(WORK REQUEST): Reproduce all of the data exactly, with no line skipped.

Element data from apps and pages:
________________________________________
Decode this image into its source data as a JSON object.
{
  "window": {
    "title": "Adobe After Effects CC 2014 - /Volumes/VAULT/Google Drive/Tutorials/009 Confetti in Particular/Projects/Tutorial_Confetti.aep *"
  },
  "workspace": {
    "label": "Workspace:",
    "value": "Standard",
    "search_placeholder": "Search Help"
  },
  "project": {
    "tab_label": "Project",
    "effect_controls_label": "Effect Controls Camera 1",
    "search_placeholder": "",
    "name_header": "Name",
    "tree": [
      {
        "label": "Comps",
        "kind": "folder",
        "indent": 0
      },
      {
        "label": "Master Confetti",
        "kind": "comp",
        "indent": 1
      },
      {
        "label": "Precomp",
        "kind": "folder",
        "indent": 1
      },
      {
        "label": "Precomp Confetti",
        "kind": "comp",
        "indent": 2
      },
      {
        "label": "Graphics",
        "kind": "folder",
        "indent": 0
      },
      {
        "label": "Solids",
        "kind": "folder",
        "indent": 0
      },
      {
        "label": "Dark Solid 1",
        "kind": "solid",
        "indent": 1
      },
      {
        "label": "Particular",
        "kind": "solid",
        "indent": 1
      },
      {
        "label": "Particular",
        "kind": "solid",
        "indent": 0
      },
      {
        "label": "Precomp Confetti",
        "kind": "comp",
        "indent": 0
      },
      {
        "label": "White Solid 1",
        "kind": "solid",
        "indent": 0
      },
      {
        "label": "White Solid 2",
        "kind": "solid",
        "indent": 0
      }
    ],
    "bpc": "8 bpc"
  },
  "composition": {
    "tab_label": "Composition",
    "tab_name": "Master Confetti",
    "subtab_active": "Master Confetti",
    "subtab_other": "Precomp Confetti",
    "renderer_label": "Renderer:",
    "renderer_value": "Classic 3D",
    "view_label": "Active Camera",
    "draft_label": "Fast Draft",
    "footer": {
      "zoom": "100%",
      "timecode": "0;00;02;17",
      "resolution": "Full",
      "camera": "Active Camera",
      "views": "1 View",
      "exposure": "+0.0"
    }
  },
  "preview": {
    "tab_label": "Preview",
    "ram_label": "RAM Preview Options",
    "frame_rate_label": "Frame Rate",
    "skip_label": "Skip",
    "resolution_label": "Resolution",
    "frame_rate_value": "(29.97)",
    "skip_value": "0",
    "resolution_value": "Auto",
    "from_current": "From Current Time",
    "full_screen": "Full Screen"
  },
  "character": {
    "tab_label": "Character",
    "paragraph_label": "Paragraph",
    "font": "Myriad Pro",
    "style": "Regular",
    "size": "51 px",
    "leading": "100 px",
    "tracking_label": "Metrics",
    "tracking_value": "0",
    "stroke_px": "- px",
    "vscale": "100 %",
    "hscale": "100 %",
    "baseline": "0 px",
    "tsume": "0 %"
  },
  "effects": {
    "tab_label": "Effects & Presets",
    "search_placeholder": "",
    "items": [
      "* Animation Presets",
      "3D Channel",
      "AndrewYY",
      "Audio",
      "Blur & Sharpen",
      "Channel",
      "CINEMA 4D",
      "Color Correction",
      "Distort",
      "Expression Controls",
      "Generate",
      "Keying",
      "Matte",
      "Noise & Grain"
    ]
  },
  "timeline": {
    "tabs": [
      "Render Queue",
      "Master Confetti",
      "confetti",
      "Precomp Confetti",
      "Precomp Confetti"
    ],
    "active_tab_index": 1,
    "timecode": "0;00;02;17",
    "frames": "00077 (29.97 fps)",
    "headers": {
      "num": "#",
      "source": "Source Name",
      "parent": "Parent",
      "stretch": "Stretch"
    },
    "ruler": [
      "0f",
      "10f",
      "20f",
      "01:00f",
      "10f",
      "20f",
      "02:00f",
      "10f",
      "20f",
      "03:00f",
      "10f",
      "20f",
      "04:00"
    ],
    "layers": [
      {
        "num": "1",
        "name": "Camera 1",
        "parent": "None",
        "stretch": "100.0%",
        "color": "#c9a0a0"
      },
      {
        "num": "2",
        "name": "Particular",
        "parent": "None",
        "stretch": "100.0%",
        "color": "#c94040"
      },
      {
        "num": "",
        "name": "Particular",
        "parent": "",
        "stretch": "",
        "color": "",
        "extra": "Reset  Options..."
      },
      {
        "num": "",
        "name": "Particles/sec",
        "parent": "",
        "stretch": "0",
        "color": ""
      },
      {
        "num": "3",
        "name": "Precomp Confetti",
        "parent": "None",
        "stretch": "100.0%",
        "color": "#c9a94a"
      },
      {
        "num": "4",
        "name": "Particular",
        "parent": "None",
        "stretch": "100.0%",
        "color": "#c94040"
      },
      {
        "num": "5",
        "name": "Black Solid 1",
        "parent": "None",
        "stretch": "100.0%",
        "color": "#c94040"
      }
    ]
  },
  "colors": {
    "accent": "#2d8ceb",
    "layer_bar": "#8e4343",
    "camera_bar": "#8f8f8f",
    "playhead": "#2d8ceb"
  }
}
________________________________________
(THE ANSWER):
Decode this image into its source data as a JSON object.
{
  "window": {
    "title": "Adobe After Effects CC 2014 - /Volumes/VAULT/Google Drive/Tutorials/009 Confetti in Particular/Projects/Tutorial_Confetti.aep *"
  },
  "workspace": {
    "label": "Workspace:",
    "value": "Standard",
    "search_placeholder": "Search Help"
  },
  "project": {
    "tab_label": "Project",
    "effect_controls_label": "Effect Controls Camera 1",
    "search_placeholder": "",
    "name_header": "Name",
    "tree": [
      {
        "label": "Comps",
        "kind": "folder",
        "indent": 0
      },
      {
        "label": "Master Confetti",
        "kind": "comp",
        "indent": 1
      },
      {
        "label": "Precomp",
        "kind": "folder",
        "indent": 1
      },
      {
        "label": "Precomp Confetti",
        "kind": "comp",
        "indent": 2
      },
      {
        "label": "Graphics",
        "kind": "folder",
        "indent": 0
      },
      {
        "label": "Solids",
        "kind": "folder",
        "indent": 0
      },
      {
        "label": "Dark Solid 1",
        "kind": "solid",
        "indent": 1
      },
      {
        "label": "Particular",
        "kind": "solid",
        "indent": 1
      },
      {
        "label": "Particular",
        "kind": "solid",
        "indent": 0
      },
      {
        "label": "Precomp Confetti",
        "kind": "comp",
        "indent": 0
      },
      {
        "label": "White Solid 1",
        "kind": "solid",
        "indent": 0
      },
      {
        "label": "White Solid 2",
        "kind": "solid",
        "indent": 0
      }
    ],
    "bpc": "8 bpc"
  },
  "composition": {
    "tab_label": "Composition",
    "tab_name": "Master Confetti",
    "subtab_active": "Master Confetti",
    "subtab_other": "Precomp Confetti",
    "renderer_label": "Renderer:",
    "renderer_value": "Classic 3D",
    "view_label": "Active Camera",
    "draft_label": "Fast Draft",
    "footer": {
      "zoom": "100%",
      "timecode": "0;00;02;17",
      "resolution": "Full",
      "camera": "Active Camera",
      "views": "1 View",
      "exposure": "+0.0"
    }
  },
  "preview": {
    "tab_label": "Preview",
    "ram_label": "RAM Preview Options",
    "frame_rate_label": "Frame Rate",
    "skip_label": "Skip",
    "resolution_label": "Resolution",
    "frame_rate_value": "(29.97)",
    "skip_value": "0",
    "resolution_value": "Auto",
    "from_current": "From Current Time",
    "full_screen": "Full Screen"
  },
  "character": {
    "tab_label": "Character",
    "paragraph_label": "Paragraph",
    "font": "Myriad Pro",
    "style": "Regular",
    "size": "51 px",
    "leading": "100 px",
    "tracking_label": "Metrics",
    "tracking_value": "0",
    "stroke_px": "- px",
    "vscale": "100 %",
    "hscale": "100 %",
    "baseline": "0 px",
    "tsume": "0 %"
  },
  "effects": {
    "tab_label": "Effects & Presets",
    "search_placeholder": "",
    "items": [
      "* Animation Presets",
      "3D Channel",
      "AndrewYY",
      "Audio",
      "Blur & Sharpen",
      "Channel",
      "CINEMA 4D",
      "Color Correction",
      "Distort",
      "Expression Controls",
      "Generate",
      "Keying",
      "Matte",
      "Noise & Grain"
    ]
  },
  "timeline": {
    "tabs": [
      "Render Queue",
      "Master Confetti",
      "confetti",
      "Precomp Confetti",
      "Precomp Confetti"
    ],
    "active_tab_index": 1,
    "timecode": "0;00;02;17",
    "frames": "00077 (29.97 fps)",
    "headers": {
      "num": "#",
      "source": "Source Name",
      "parent": "Parent",
      "stretch": "Stretch"
    },
    "ruler": [
      "0f",
      "10f",
      "20f",
      "01:00f",
      "10f",
      "20f",
      "02:00f",
      "10f",
      "20f",
      "03:00f",
      "10f",
      "20f",
      "04:00"
    ],
    "layers": [
      {
        "num": "1",
        "name": "Camera 1",
        "parent": "None",
        "stretch": "100.0%",
        "color": "#c9a0a0"
      },
      {
        "num": "2",
        "name": "Particular",
        "parent": "None",
        "stretch": "100.0%",
        "color": "#c94040"
      },
      {
        "num": "",
        "name": "Particular",
        "parent": "",
        "stretch": "",
        "color": "",
        "extra": "Reset  Options..."
      },
      {
        "num": "",
        "name": "Particles/sec",
        "parent": "",
        "stretch": "0",
        "color": ""
      },
      {
        "num": "3",
        "name": "Precomp Confetti",
        "parent": "None",
        "stretch": "100.0%",
        "color": "#c9a94a"
      },
      {
        "num": "4",
        "name": "Particular",
        "parent": "None",
        "stretch": "100.0%",
        "color": "#c94040"
      },
      {
        "num": "5",
        "name": "Black Solid 1",
        "parent": "None",
        "stretch": "100.0%",
        "color": "#c94040"
      }
    ]
  },
  "colors": {
    "accent": "#2d8ceb",
    "layer_bar": "#8e4343",
    "camera_bar": "#8f8f8f",
    "playhead": "#2d8ceb"
  }
}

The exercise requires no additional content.